#### What the task asks
Without changing a word, repeat the data, and include no pictures.

#### Input material

--

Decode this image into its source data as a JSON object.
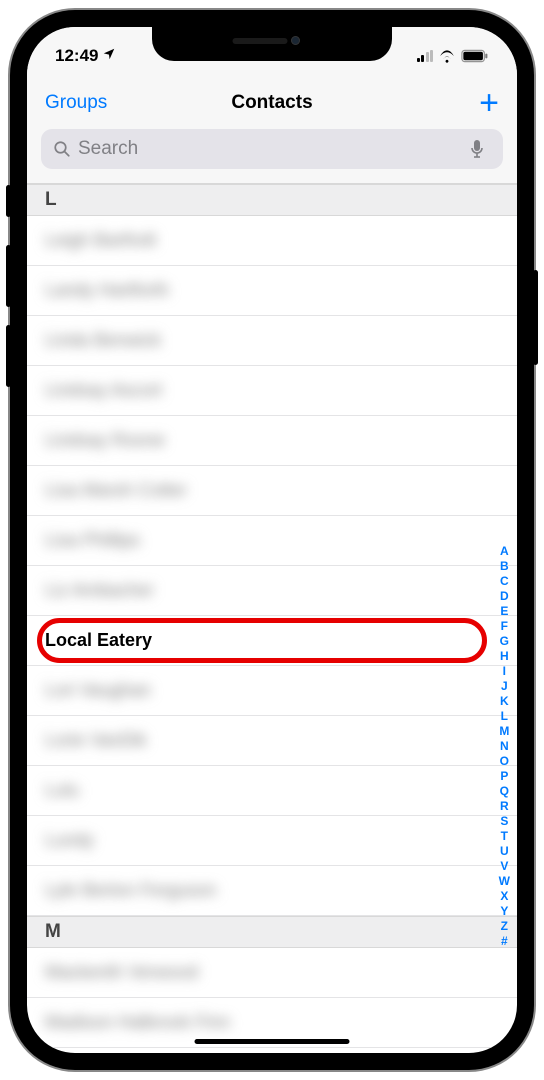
{
  "status": {
    "time": "12:49"
  },
  "nav": {
    "left": "Groups",
    "title": "Contacts",
    "add": "+"
  },
  "search": {
    "placeholder": "Search"
  },
  "sections": {
    "L": {
      "header": "L",
      "rows": [
        {
          "name": "Leigh Bartholt",
          "blurred": true
        },
        {
          "name": "Landy Hartforth",
          "blurred": true
        },
        {
          "name": "Linda Benwick",
          "blurred": true
        },
        {
          "name": "Lindsay Ascort",
          "blurred": true
        },
        {
          "name": "Lindsay Roone",
          "blurred": true
        },
        {
          "name": "Lisa Marsh Cotter",
          "blurred": true
        },
        {
          "name": "Lisa Phillips",
          "blurred": true
        },
        {
          "name": "Liz Ambacher",
          "blurred": true
        },
        {
          "name": "Local Eatery",
          "blurred": false,
          "highlighted": true
        },
        {
          "name": "Lori Vaughan",
          "blurred": true
        },
        {
          "name": "Lorie VanDik",
          "blurred": true
        },
        {
          "name": "Lulu",
          "blurred": true
        },
        {
          "name": "Lundy",
          "blurred": true
        },
        {
          "name": "Lyle Berton Ferguson",
          "blurred": true
        }
      ]
    },
    "M": {
      "header": "M",
      "rows": [
        {
          "name": "Mackenth Verwood",
          "blurred": true
        },
        {
          "name": "Madison Halbrook Finn",
          "blurred": true
        }
      ]
    }
  },
  "index": [
    "A",
    "B",
    "C",
    "D",
    "E",
    "F",
    "G",
    "H",
    "I",
    "J",
    "K",
    "L",
    "M",
    "N",
    "O",
    "P",
    "Q",
    "R",
    "S",
    "T",
    "U",
    "V",
    "W",
    "X",
    "Y",
    "Z",
    "#"
  ]
}
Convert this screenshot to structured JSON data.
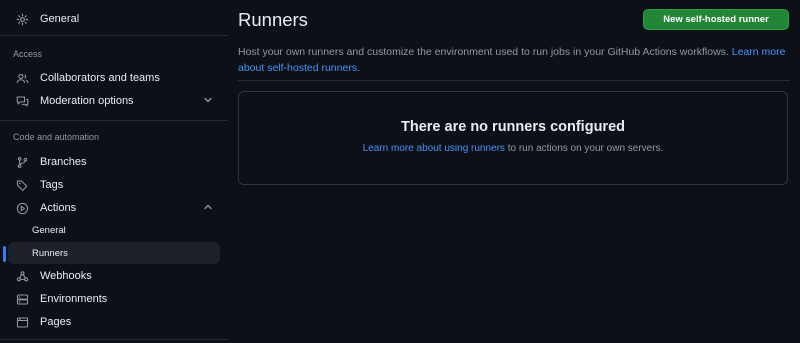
{
  "sidebar": {
    "general": "General",
    "access_heading": "Access",
    "collaborators": "Collaborators and teams",
    "moderation": "Moderation options",
    "code_heading": "Code and automation",
    "branches": "Branches",
    "tags": "Tags",
    "actions": "Actions",
    "actions_general": "General",
    "actions_runners": "Runners",
    "webhooks": "Webhooks",
    "environments": "Environments",
    "pages": "Pages"
  },
  "main": {
    "title": "Runners",
    "new_button": "New self-hosted runner",
    "description": "Host your own runners and customize the environment used to run jobs in your GitHub Actions workflows.",
    "description_link": "Learn more about self-hosted runners",
    "description_end": ".",
    "empty_title": "There are no runners configured",
    "empty_link": "Learn more about using runners",
    "empty_text": " to run actions on your own servers."
  },
  "colors": {
    "background": "#0d1117",
    "accent": "#2f81f7",
    "link": "#4493f8",
    "button": "#238636"
  }
}
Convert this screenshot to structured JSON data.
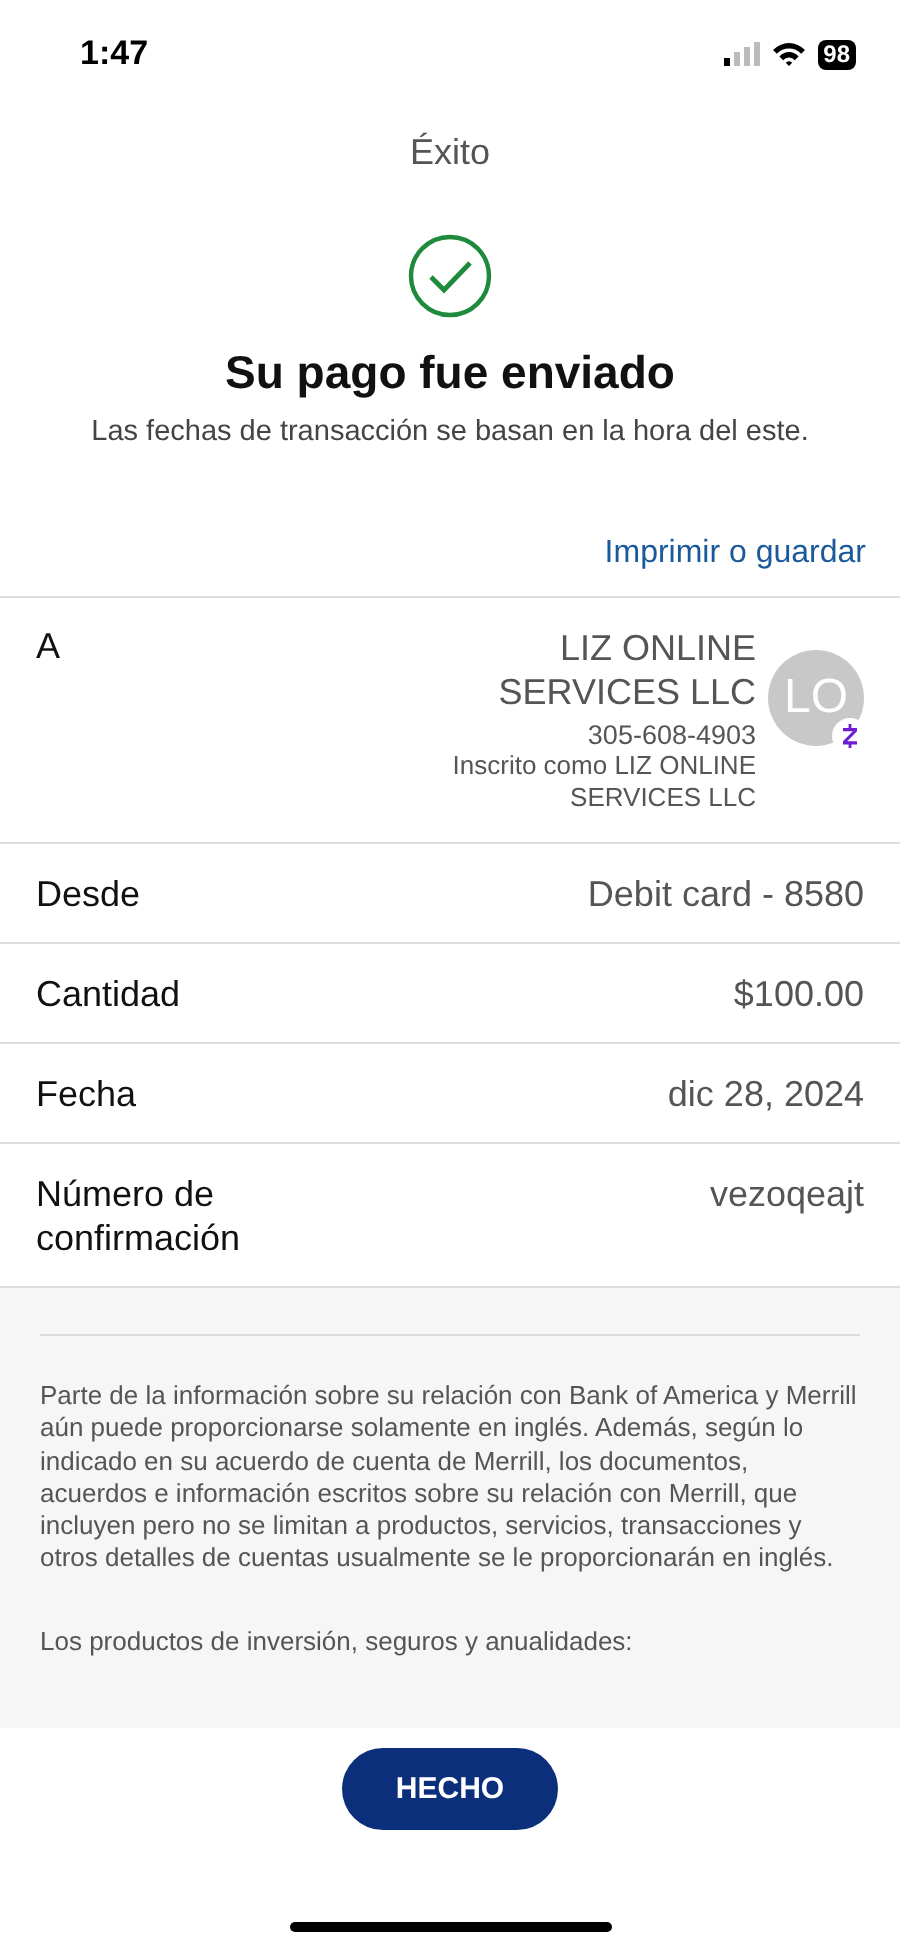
{
  "status_bar": {
    "time": "1:47",
    "battery": "98"
  },
  "title": "Éxito",
  "heading": "Su pago fue enviado",
  "subtitle": "Las fechas de transacción se basan en la hora del este.",
  "print_link": "Imprimir o guardar",
  "recipient": {
    "label": "A",
    "name": "LIZ ONLINE SERVICES LLC",
    "phone": "305-608-4903",
    "enrolled": "Inscrito como LIZ ONLINE SERVICES LLC",
    "initials": "LO"
  },
  "details": [
    {
      "label": "Desde",
      "value": "Debit card - 8580"
    },
    {
      "label": "Cantidad",
      "value": "$100.00"
    },
    {
      "label": "Fecha",
      "value": "dic 28, 2024"
    },
    {
      "label": "Número de confirmación",
      "value": "vezoqeajt"
    }
  ],
  "disclaimer": [
    "Parte de la información sobre su relación con Bank of America y Merrill aún puede proporcionarse solamente en inglés. Además, según lo indicado en su acuerdo de cuenta de Merrill, los documentos, acuerdos e información escritos sobre su relación con Merrill, que incluyen pero no se limitan a productos, servicios, transacciones y otros detalles de cuentas usualmente se le proporcionarán en inglés.",
    "Los productos de inversión, seguros y anualidades:"
  ],
  "done_button": "HECHO"
}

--

#### Solution for this problem
Decode this image into its source data as a JSON object.
{
  "status": {
    "time": "12:49"
  },
  "nav": {
    "left": "Groups",
    "title": "Contacts",
    "add": "+"
  },
  "search": {
    "placeholder": "Search"
  },
  "sections": {
    "L": {
      "header": "L",
      "rows": [
        {
          "name": "Leigh Bartholt",
          "blurred": true
        },
        {
          "name": "Landy Hartforth",
          "blurred": true
        },
        {
          "name": "Linda Benwick",
          "blurred": true
        },
        {
          "name": "Lindsay Ascort",
          "blurred": true
        },
        {
          "name": "Lindsay Roone",
          "blurred": true
        },
        {
          "name": "Lisa Marsh Cotter",
          "blurred": true
        },
        {
          "name": "Lisa Phillips",
          "blurred": true
        },
        {
          "name": "Liz Ambacher",
          "blurred": true
        },
        {
          "name": "Local Eatery",
          "blurred": false,
          "highlighted": true
        },
        {
          "name": "Lori Vaughan",
          "blurred": true
        },
        {
          "name": "Lorie VanDik",
          "blurred": true
        },
        {
          "name": "Lulu",
          "blurred": true
        },
        {
          "name": "Lundy",
          "blurred": true
        },
        {
          "name": "Lyle Berton Ferguson",
          "blurred": true
        }
      ]
    },
    "M": {
      "header": "M",
      "rows": [
        {
          "name": "Mackenth Verwood",
          "blurred": true
        },
        {
          "name": "Madison Halbrook Finn",
          "blurred": true
        }
      ]
    }
  },
  "index": [
    "A",
    "B",
    "C",
    "D",
    "E",
    "F",
    "G",
    "H",
    "I",
    "J",
    "K",
    "L",
    "M",
    "N",
    "O",
    "P",
    "Q",
    "R",
    "S",
    "T",
    "U",
    "V",
    "W",
    "X",
    "Y",
    "Z",
    "#"
  ]
}
Convert this screenshot to structured JSON data.
{
  "sidebar": {
    "general": "General",
    "access_heading": "Access",
    "collaborators": "Collaborators and teams",
    "moderation": "Moderation options",
    "code_heading": "Code and automation",
    "branches": "Branches",
    "tags": "Tags",
    "actions": "Actions",
    "actions_general": "General",
    "actions_runners": "Runners",
    "webhooks": "Webhooks",
    "environments": "Environments",
    "pages": "Pages"
  },
  "main": {
    "title": "Runners",
    "new_button": "New self-hosted runner",
    "description": "Host your own runners and customize the environment used to run jobs in your GitHub Actions workflows.",
    "description_link": "Learn more about self-hosted runners",
    "description_end": ".",
    "empty_title": "There are no runners configured",
    "empty_link": "Learn more about using runners",
    "empty_text": " to run actions on your own servers."
  },
  "colors": {
    "background": "#0d1117",
    "accent": "#2f81f7",
    "link": "#4493f8",
    "button": "#238636"
  }
}
Convert this screenshot to structured JSON data.
{
  "status_bar": {
    "time": "1:47",
    "battery": "98"
  },
  "title": "Éxito",
  "heading": "Su pago fue enviado",
  "subtitle": "Las fechas de transacción se basan en la hora del este.",
  "print_link": "Imprimir o guardar",
  "recipient": {
    "label": "A",
    "name": "LIZ ONLINE SERVICES LLC",
    "phone": "305-608-4903",
    "enrolled": "Inscrito como LIZ ONLINE SERVICES LLC",
    "initials": "LO"
  },
  "details": [
    {
      "label": "Desde",
      "value": "Debit card - 8580"
    },
    {
      "label": "Cantidad",
      "value": "$100.00"
    },
    {
      "label": "Fecha",
      "value": "dic 28, 2024"
    },
    {
      "label": "Número de confirmación",
      "value": "vezoqeajt"
    }
  ],
  "disclaimer": [
    "Parte de la información sobre su relación con Bank of America y Merrill aún puede proporcionarse solamente en inglés. Además, según lo indicado en su acuerdo de cuenta de Merrill, los documentos, acuerdos e información escritos sobre su relación con Merrill, que incluyen pero no se limitan a productos, servicios, transacciones y otros detalles de cuentas usualmente se le proporcionarán en inglés.",
    "Los productos de inversión, seguros y anualidades:"
  ],
  "done_button": "HECHO"
}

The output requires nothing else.